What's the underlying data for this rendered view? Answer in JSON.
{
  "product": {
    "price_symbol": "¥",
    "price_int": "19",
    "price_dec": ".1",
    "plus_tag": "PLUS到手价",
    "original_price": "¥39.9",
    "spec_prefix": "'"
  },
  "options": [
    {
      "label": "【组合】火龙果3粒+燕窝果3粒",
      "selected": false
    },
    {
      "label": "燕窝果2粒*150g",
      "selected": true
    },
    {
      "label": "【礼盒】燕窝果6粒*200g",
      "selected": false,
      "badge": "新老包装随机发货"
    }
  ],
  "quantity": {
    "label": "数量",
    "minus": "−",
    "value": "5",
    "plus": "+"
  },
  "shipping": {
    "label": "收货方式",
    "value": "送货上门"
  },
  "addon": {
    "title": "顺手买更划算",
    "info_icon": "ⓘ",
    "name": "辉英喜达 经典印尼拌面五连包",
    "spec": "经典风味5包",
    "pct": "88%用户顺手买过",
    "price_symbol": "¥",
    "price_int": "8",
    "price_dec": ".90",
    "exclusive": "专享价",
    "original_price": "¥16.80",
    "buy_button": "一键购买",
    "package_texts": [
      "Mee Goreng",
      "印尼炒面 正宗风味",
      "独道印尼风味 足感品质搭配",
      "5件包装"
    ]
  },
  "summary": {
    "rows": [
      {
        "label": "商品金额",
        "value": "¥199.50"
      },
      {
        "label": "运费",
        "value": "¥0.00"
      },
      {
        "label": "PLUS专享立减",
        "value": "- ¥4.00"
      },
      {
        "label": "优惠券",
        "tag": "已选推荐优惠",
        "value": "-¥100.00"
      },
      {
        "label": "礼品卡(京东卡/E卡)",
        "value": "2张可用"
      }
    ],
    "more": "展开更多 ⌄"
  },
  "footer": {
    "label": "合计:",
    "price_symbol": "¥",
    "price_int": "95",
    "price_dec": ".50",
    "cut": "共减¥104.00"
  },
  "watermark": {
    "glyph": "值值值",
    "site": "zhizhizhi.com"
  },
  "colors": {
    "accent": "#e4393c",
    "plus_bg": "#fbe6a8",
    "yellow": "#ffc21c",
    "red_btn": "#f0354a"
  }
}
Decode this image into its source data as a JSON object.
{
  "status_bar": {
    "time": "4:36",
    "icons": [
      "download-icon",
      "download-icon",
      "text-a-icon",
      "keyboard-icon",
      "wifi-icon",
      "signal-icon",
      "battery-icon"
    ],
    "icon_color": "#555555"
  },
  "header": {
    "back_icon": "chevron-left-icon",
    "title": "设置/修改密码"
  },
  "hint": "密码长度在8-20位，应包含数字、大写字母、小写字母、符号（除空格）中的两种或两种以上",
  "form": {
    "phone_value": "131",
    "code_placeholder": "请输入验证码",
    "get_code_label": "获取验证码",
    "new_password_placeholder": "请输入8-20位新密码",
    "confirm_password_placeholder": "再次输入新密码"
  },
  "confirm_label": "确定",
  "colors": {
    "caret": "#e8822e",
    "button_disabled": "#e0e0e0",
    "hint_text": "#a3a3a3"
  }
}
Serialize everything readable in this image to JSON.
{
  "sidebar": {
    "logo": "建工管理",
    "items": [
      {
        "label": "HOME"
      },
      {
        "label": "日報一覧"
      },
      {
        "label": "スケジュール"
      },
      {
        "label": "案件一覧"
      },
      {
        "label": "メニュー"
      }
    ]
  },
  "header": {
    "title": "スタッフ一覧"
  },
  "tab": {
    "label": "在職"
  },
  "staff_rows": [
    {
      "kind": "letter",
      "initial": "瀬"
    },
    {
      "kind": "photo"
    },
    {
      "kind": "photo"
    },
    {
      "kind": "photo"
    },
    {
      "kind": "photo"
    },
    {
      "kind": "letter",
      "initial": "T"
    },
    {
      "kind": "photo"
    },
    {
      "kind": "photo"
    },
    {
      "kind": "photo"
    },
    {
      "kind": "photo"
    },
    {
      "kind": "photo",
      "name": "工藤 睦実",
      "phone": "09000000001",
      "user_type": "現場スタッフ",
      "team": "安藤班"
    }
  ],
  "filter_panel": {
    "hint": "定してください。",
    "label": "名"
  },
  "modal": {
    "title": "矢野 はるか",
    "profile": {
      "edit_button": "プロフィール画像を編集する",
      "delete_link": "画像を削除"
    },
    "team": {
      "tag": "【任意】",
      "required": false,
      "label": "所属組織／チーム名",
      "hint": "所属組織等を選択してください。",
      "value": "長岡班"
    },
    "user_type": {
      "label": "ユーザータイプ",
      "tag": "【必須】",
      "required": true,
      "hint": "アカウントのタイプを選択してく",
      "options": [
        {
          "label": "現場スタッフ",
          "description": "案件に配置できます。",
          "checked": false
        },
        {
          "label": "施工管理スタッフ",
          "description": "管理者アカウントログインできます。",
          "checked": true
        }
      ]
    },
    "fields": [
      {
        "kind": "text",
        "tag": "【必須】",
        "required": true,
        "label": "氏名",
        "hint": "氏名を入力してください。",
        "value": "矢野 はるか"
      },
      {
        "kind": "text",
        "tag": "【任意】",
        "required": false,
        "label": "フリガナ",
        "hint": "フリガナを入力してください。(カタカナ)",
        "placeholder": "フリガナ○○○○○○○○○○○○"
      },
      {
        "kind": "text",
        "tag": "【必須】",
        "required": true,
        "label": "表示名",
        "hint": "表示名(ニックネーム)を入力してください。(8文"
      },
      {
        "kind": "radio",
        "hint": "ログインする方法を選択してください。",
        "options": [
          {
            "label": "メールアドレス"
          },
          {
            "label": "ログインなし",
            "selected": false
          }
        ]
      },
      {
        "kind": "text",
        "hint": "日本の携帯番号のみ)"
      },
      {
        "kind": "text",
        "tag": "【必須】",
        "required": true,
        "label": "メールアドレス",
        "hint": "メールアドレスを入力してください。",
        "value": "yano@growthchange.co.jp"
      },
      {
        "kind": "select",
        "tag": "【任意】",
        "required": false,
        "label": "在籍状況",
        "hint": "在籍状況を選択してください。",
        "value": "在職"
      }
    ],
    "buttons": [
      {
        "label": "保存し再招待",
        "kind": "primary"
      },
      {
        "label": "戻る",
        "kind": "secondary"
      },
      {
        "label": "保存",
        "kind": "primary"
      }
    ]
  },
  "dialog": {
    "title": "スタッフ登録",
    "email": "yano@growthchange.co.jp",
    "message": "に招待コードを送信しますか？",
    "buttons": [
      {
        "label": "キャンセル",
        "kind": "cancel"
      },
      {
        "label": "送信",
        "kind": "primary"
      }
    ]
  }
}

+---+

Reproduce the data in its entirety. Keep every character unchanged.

What's the underlying data for this rendered view? Answer in JSON.
{
  "product": {
    "price_symbol": "¥",
    "price_int": "19",
    "price_dec": ".1",
    "plus_tag": "PLUS到手价",
    "original_price": "¥39.9",
    "spec_prefix": "'"
  },
  "options": [
    {
      "label": "【组合】火龙果3粒+燕窝果3粒",
      "selected": false
    },
    {
      "label": "燕窝果2粒*150g",
      "selected": true
    },
    {
      "label": "【礼盒】燕窝果6粒*200g",
      "selected": false,
      "badge": "新老包装随机发货"
    }
  ],
  "quantity": {
    "label": "数量",
    "minus": "−",
    "value": "5",
    "plus": "+"
  },
  "shipping": {
    "label": "收货方式",
    "value": "送货上门"
  },
  "addon": {
    "title": "顺手买更划算",
    "info_icon": "ⓘ",
    "name": "辉英喜达 经典印尼拌面五连包",
    "spec": "经典风味5包",
    "pct": "88%用户顺手买过",
    "price_symbol": "¥",
    "price_int": "8",
    "price_dec": ".90",
    "exclusive": "专享价",
    "original_price": "¥16.80",
    "buy_button": "一键购买",
    "package_texts": [
      "Mee Goreng",
      "印尼炒面 正宗风味",
      "独道印尼风味 足感品质搭配",
      "5件包装"
    ]
  },
  "summary": {
    "rows": [
      {
        "label": "商品金额",
        "value": "¥199.50"
      },
      {
        "label": "运费",
        "value": "¥0.00"
      },
      {
        "label": "PLUS专享立减",
        "value": "- ¥4.00"
      },
      {
        "label": "优惠券",
        "tag": "已选推荐优惠",
        "value": "-¥100.00"
      },
      {
        "label": "礼品卡(京东卡/E卡)",
        "value": "2张可用"
      }
    ],
    "more": "展开更多 ⌄"
  },
  "footer": {
    "label": "合计:",
    "price_symbol": "¥",
    "price_int": "95",
    "price_dec": ".50",
    "cut": "共减¥104.00"
  },
  "watermark": {
    "glyph": "值值值",
    "site": "zhizhizhi.com"
  },
  "colors": {
    "accent": "#e4393c",
    "plus_bg": "#fbe6a8",
    "yellow": "#ffc21c",
    "red_btn": "#f0354a"
  }
}
Decode this image into its source data as a JSON object.
{
  "status_bar": {
    "time": "4:36",
    "icons": [
      "download-icon",
      "download-icon",
      "text-a-icon",
      "keyboard-icon",
      "wifi-icon",
      "signal-icon",
      "battery-icon"
    ],
    "icon_color": "#555555"
  },
  "header": {
    "back_icon": "chevron-left-icon",
    "title": "设置/修改密码"
  },
  "hint": "密码长度在8-20位，应包含数字、大写字母、小写字母、符号（除空格）中的两种或两种以上",
  "form": {
    "phone_value": "131",
    "code_placeholder": "请输入验证码",
    "get_code_label": "获取验证码",
    "new_password_placeholder": "请输入8-20位新密码",
    "confirm_password_placeholder": "再次输入新密码"
  },
  "confirm_label": "确定",
  "colors": {
    "caret": "#e8822e",
    "button_disabled": "#e0e0e0",
    "hint_text": "#a3a3a3"
  }
}
Serialize everything readable in this image to JSON.
{
  "sidebar": {
    "logo": "建工管理",
    "items": [
      {
        "label": "HOME"
      },
      {
        "label": "日報一覧"
      },
      {
        "label": "スケジュール"
      },
      {
        "label": "案件一覧"
      },
      {
        "label": "メニュー"
      }
    ]
  },
  "header": {
    "title": "スタッフ一覧"
  },
  "tab": {
    "label": "在職"
  },
  "staff_rows": [
    {
      "kind": "letter",
      "initial": "瀬"
    },
    {
      "kind": "photo"
    },
    {
      "kind": "photo"
    },
    {
      "kind": "photo"
    },
    {
      "kind": "photo"
    },
    {
      "kind": "letter",
      "initial": "T"
    },
    {
      "kind": "photo"
    },
    {
      "kind": "photo"
    },
    {
      "kind": "photo"
    },
    {
      "kind": "photo"
    },
    {
      "kind": "photo",
      "name": "工藤 睦実",
      "phone": "09000000001",
      "user_type": "現場スタッフ",
      "team": "安藤班"
    }
  ],
  "filter_panel": {
    "hint": "定してください。",
    "label": "名"
  },
  "modal": {
    "title": "矢野 はるか",
    "profile": {
      "edit_button": "プロフィール画像を編集する",
      "delete_link": "画像を削除"
    },
    "team": {
      "tag": "【任意】",
      "required": false,
      "label": "所属組織／チーム名",
      "hint": "所属組織等を選択してください。",
      "value": "長岡班"
    },
    "user_type": {
      "label": "ユーザータイプ",
      "tag": "【必須】",
      "required": true,
      "hint": "アカウントのタイプを選択してく",
      "options": [
        {
          "label": "現場スタッフ",
          "description": "案件に配置できます。",
          "checked": false
        },
        {
          "label": "施工管理スタッフ",
          "description": "管理者アカウントログインできます。",
          "checked": true
        }
      ]
    },
    "fields": [
      {
        "kind": "text",
        "tag": "【必須】",
        "required": true,
        "label": "氏名",
        "hint": "氏名を入力してください。",
        "value": "矢野 はるか"
      },
      {
        "kind": "text",
        "tag": "【任意】",
        "required": false,
        "label": "フリガナ",
        "hint": "フリガナを入力してください。(カタカナ)",
        "placeholder": "フリガナ○○○○○○○○○○○○"
      },
      {
        "kind": "text",
        "tag": "【必須】",
        "required": true,
        "label": "表示名",
        "hint": "表示名(ニックネーム)を入力してください。(8文"
      },
      {
        "kind": "radio",
        "hint": "ログインする方法を選択してください。",
        "options": [
          {
            "label": "メールアドレス"
          },
          {
            "label": "ログインなし",
            "selected": false
          }
        ]
      },
      {
        "kind": "text",
        "hint": "日本の携帯番号のみ)"
      },
      {
        "kind": "text",
        "tag": "【必須】",
        "required": true,
        "label": "メールアドレス",
        "hint": "メールアドレスを入力してください。",
        "value": "yano@growthchange.co.jp"
      },
      {
        "kind": "select",
        "tag": "【任意】",
        "required": false,
        "label": "在籍状況",
        "hint": "在籍状況を選択してください。",
        "value": "在職"
      }
    ],
    "buttons": [
      {
        "label": "保存し再招待",
        "kind": "primary"
      },
      {
        "label": "戻る",
        "kind": "secondary"
      },
      {
        "label": "保存",
        "kind": "primary"
      }
    ]
  },
  "dialog": {
    "title": "スタッフ登録",
    "email": "yano@growthchange.co.jp",
    "message": "に招待コードを送信しますか？",
    "buttons": [
      {
        "label": "キャンセル",
        "kind": "cancel"
      },
      {
        "label": "送信",
        "kind": "primary"
      }
    ]
  }
}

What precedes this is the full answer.